Walker recommends having your baker include a little extra frosting when they drop off your cake in the event that it needs repairs once the bakery team has left. "I can't tell you how many cakes I've had to repair because little hands have put their fingerprints on the cake or bugs landed on it," she says.
6. Selecting Too Many Dark or Bright Colors
Dark purple, navy blue, hot pink and red icing or fondant should all be used sparingly on wedding cake designs. "While I'm a huge advocate of adding color to your wedding cake to make it unique and special, it's important to remember that large quantities of food coloring taste bad and can stain your teeth, face and dress," Allison says.
7. Trying to Please All of Your Guests
Don't get too caught up in trying to please your wedding guests—after all, it's your big day, not theirs. "It doesn't matter what others think or prefer, people will eat the cake and enjoy it," Allison says. Go ahead and opt for the coconut cake or cookies-and-cream filling. The heart wants what the heart wants.
8. Not Ordering Your Wedding Cake in Time
There are so many things to consider when planning for your special day, but make sure to add ordering your wedding cake to the top of your list. "It's common—and even expected—to order your wedding cake a year in advance," Joseph says. Remember, a pastry chef's schedule can book up quickly, so lock in your wedding date ASAP.
9. Not Filling Out Your Order Form Correctly
"If an order is not taken in detail, it leaves room for error, such as design and cake flavor," says Kimmee Masi of Confections of a Rockstar in Asbury Park, New Jersey.
In other words, remember to be as specific as possible when filling out your wedding cake order form. This includes double-checking the delivery address and contacting the venue to find out what time the cake should be delivered.
10. Having a Newbie Deliver Your Cake
"We've all seen a baking challenge show where the cake goes tumbling, and those are usually only transported a few feet," Allison says. "Driving a tiered cake is a science. It has to have a well-made structure inside and be chilled properly for transport."
TL;DR: When in doubt, hire a professional with lots of experience to make sure your costly confection arrives safely.
11. Getting Caught up in Design Trends
With so many wedding cake ideas trending on social media, it can be hard not to get caught up in the latest wedding cake designs. But overly busy, trend-chasing cakes don't always look great in person, Allison says. Plus, they don't always age well in photographs. When in doubt, keep things simple and classic.

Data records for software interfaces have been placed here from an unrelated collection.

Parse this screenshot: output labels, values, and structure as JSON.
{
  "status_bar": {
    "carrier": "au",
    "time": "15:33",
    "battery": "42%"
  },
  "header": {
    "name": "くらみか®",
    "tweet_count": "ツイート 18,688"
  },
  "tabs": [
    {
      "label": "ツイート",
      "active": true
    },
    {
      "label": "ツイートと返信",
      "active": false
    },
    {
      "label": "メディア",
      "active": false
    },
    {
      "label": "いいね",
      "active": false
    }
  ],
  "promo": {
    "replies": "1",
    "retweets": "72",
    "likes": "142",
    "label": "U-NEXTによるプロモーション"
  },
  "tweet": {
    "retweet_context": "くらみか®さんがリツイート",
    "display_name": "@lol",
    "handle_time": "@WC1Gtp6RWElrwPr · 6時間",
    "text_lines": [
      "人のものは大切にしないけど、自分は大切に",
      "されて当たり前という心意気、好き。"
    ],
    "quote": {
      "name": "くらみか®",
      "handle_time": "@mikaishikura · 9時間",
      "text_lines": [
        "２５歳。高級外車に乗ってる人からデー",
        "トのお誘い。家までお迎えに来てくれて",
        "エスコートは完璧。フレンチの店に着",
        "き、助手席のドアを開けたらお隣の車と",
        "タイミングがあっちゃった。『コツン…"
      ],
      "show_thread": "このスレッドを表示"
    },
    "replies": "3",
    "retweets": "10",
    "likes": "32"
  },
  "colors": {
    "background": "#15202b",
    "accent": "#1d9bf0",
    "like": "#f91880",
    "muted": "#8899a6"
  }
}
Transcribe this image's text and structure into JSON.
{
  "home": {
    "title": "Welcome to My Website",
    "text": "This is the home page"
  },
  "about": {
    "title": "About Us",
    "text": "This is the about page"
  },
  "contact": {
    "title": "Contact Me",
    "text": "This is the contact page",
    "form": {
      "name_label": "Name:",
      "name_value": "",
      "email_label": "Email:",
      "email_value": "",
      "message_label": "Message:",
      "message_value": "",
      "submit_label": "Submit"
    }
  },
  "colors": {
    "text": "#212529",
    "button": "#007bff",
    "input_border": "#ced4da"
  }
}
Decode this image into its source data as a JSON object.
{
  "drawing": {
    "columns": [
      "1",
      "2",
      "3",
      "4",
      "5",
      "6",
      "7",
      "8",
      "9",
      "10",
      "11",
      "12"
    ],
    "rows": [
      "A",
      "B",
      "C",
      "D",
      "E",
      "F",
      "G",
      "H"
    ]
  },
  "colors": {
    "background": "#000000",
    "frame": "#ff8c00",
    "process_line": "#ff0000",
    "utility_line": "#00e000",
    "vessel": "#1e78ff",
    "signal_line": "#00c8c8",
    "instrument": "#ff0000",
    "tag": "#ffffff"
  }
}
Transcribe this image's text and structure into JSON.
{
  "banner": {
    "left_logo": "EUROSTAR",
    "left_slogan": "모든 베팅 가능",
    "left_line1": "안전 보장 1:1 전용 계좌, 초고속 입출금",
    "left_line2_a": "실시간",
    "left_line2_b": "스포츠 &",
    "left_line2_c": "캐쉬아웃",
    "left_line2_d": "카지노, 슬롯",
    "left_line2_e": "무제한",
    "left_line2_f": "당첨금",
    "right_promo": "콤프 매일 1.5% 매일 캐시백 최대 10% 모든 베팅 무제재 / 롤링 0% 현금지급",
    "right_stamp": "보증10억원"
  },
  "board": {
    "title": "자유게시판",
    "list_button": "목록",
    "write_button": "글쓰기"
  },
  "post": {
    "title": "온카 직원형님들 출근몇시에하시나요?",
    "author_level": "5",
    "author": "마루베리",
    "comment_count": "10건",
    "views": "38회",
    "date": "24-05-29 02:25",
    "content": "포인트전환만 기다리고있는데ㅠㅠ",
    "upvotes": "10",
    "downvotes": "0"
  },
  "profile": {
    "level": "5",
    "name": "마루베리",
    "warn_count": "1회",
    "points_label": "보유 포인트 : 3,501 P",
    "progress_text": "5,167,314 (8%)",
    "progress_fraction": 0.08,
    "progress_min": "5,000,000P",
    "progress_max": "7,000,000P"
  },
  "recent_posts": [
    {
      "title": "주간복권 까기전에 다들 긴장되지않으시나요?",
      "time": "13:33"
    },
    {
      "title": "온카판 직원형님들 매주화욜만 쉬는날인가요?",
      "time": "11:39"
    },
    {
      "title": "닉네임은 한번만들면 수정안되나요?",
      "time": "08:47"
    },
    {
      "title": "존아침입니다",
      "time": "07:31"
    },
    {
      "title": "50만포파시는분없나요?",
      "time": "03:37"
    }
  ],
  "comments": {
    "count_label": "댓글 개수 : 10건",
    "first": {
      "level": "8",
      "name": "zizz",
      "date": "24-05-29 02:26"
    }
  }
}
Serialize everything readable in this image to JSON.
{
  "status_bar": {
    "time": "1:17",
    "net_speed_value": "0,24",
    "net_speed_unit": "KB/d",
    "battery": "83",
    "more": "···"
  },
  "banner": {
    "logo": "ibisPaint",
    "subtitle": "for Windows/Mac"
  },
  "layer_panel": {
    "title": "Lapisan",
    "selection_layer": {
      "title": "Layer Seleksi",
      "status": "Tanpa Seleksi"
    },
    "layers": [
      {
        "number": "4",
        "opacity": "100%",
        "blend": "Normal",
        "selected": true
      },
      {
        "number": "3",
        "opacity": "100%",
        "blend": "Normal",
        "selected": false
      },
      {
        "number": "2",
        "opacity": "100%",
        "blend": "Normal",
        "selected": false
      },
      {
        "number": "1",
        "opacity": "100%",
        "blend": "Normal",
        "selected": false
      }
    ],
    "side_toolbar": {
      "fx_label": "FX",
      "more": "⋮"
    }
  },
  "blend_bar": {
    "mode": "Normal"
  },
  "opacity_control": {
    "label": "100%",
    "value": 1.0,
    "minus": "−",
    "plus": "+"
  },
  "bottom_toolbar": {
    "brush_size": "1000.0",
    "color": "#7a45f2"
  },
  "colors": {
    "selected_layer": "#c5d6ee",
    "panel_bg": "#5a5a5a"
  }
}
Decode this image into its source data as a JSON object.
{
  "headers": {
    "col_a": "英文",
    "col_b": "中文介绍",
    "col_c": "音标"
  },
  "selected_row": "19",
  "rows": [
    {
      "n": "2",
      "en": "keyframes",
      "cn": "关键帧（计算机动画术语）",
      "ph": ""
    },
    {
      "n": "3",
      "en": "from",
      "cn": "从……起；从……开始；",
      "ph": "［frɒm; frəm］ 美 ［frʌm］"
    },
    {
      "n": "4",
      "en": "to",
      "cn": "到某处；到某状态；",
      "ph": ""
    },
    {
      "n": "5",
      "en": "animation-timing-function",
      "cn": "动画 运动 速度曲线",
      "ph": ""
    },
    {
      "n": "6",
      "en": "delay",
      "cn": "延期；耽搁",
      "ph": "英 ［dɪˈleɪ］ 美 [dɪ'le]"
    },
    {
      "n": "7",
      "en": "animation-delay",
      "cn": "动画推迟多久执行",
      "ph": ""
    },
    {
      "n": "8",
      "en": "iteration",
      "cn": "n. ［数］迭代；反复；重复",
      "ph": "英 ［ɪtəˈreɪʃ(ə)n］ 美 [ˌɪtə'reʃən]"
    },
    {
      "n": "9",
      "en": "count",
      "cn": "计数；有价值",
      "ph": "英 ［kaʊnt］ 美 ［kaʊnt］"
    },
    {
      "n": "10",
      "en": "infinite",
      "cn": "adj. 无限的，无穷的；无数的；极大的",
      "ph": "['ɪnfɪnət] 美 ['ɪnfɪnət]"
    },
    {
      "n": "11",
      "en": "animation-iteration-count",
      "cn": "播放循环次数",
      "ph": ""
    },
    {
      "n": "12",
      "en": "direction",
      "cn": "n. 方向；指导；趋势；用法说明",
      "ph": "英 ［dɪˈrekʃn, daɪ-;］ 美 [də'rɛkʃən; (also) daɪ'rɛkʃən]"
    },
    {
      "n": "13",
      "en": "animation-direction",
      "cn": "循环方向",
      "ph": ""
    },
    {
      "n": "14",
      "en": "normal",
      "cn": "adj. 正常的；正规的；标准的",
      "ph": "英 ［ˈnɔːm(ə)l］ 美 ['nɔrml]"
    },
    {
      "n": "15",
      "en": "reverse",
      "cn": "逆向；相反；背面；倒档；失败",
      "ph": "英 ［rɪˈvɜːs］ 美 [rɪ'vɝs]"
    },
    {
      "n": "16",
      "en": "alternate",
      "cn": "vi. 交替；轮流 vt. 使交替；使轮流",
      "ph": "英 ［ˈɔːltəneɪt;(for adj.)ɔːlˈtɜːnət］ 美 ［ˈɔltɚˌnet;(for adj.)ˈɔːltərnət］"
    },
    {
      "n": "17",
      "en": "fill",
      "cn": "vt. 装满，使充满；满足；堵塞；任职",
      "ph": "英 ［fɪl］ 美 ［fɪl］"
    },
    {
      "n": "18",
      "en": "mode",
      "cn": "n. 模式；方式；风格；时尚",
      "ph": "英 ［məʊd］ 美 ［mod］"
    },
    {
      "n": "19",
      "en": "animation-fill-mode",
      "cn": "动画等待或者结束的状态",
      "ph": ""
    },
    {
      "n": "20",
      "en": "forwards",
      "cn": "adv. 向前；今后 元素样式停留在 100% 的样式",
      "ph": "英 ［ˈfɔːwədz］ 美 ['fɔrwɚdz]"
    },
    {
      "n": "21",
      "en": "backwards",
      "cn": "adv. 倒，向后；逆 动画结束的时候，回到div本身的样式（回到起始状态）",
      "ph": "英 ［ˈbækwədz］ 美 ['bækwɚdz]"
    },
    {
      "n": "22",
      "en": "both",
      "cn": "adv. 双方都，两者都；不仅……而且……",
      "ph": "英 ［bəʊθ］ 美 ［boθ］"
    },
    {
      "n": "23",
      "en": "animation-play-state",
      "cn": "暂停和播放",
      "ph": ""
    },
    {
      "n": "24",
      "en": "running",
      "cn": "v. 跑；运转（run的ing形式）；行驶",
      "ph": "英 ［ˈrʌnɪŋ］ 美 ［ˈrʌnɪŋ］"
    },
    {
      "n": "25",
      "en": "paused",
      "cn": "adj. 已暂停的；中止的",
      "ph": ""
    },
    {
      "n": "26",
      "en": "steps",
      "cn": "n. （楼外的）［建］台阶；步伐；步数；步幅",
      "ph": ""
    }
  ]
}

12. Having Too Many Flavors in One Cake
According to Erin Emmett, a pastry chef and founder of Pistachio Culinary Studio in Brooklyn, New York, one common mistake is picking too many flavors within one tiered cake. Each cake has a distinct texture, density and flavor profile, so creating uniform tiers of different cakes is not always easy, she says.
"The chef cutting the multiple cakes is elbows deep in mismatched buttercream and crumbs, and the kitchen inevitably runs out of the most popular cake flavor," she says.
Her final take? "It's chaos. Don't do it."
13. Not Eating Your Cake
"Each couple spends a lot of time, effort and money making their cake exactly how they want it," Joseph says. "The last thing you want to do is skip out on savoring your own wedding cake—especially if you're not saving your top tier."
For an extra-special touch, Joseph recommends that newlyweds request a miniature wedding cake to share at home. "Take the cake with you once the wedding is over and you can enjoy and savor your wedding cake as newlyweds in an intimate setting," she says.